Key Retirement Solutions Blog
Key Retirement Solutions Blog
This month All Facts, No Frills will clear up confusion surrounding Medicare penalties. Let’s get straight to the facts.
If you fail to enroll on time, Medicare can penalize you in two ways: 1) a 10% per year penalty applied to your Part B premium and 2) a 1% per month penalty applied to your Part D premium.
A few questions need to be answered.
What is Part B?
Medicare Part B (medical insurance) helps pay for services from doctors and other health care providers, outpatient care, home health care, durable medical equipment, and some preventive services.
What is Part D?
Medicare Part D (prescription drug insurance) are plans provided by private insurance companies. Part D plans help pay for the costs of your prescriptions at your pharmacy. Each plan that offers prescription drug coverage through Medicare Part D must give at least a standard level of coverage set by Medicare. Plans can vary the list of prescription drugs they cover (called a formulary) and how they place drugs into different "tiers" on their formularies.
How is the penalty for Part B applied?
If you didn't get Part B when you're first eligible, your monthly premium may go up 10% for each 12-month period you could've had Part B, but didn't sign up. In most cases, you'll have to pay this penalty each time you pay your premiums, for as long as you have Part B. And, the penalty increases the longer you go without Part B coverage.
How is the penalty for Part D applied?
Medicare calculates the penalty by multiplying 1% of the "national base beneficiary premium" ($32.74 in 2020) times the number of full, uncovered months you didn't have Part D or creditable coverage. The monthly premium is rounded to the nearest $.10 and added to your monthly Part D premium.
The national base beneficiary premium may change each year, so your penalty amount may also change each year.
An Example for both B and D:

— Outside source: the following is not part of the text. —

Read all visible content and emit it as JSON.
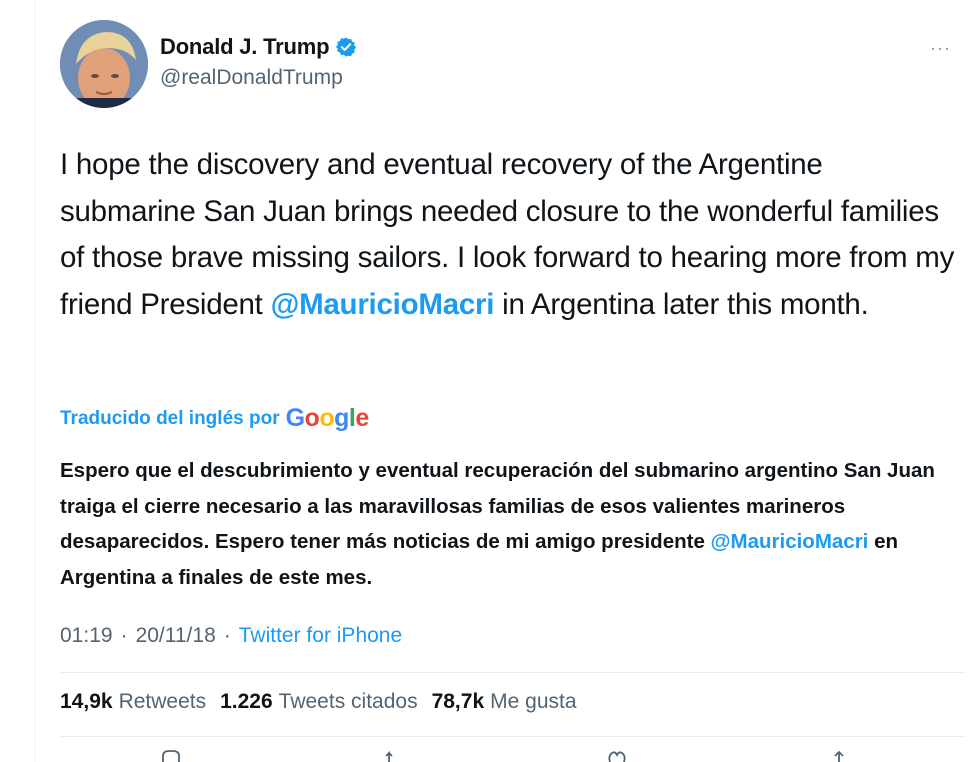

In January of 2020, Jim turned 65 and retired without any creditable health coverage. Jim decided not to take his social security benefit until the age of 67. He is healthy, so he also decided not to apply for his Part B coverage ($144.60/month). In January 2022, Jim begins to draw his social security retirement income but notices his check is $173.52 less than he expected. Shortly after Jim receives his first social security check, a red, white, and blue medicare card arrives in the mail.
Why is Jim’s check $173.52 short? Why did he get this medicare card?
When Jim activated his social security benefit, he was automatically signed up for Medicare Part B and assed a 20% penalty (10% per year he was eligible for Part B but didn’t enroll). Jim has the option to decline Part B coverage, BUT the monthly cost of Part B will continue to increase by 10% with each year that passes.
Mrs. Martinez is currently eligible for Medicare, and her Initial Enrollment Period ended on May 31, 2016. She doesn't have prescription drug coverage from any other source. She didn't join by May 31, 2016, and instead joined during the Open Enrollment Period that ended December 7, 2018. Her drug coverage was effective January 1, 2019.
Since Mrs. Martinez was without creditable prescription drug coverage from June 2016–December 2018, her penalty in 2019 was 31% (1% for each of the 31 months) of $33.19 (the national base beneficiary premium for 2019) or $10.29. Since the monthly penalty is always rounded to the nearest $0.10, she paid $10.30 each month in addition to her plan's monthly premium.
“I didn’t understand any of that!!!”
If you made it this far and don’t understand anything you’ve read so far, you’re not alone. This is complicated stuff. The terminology and abbreviations used in insurance (LEPs, IEPs, OEPs, AEPs, A, B, C, D....) look like four cans of Spaghetti O’s were dumped out on the kitchen floor.
Luckily, we at Key Retirement Solutions are the Chef Boyardees of Medicare. Call us so we can make sense of this Medicare mess for you.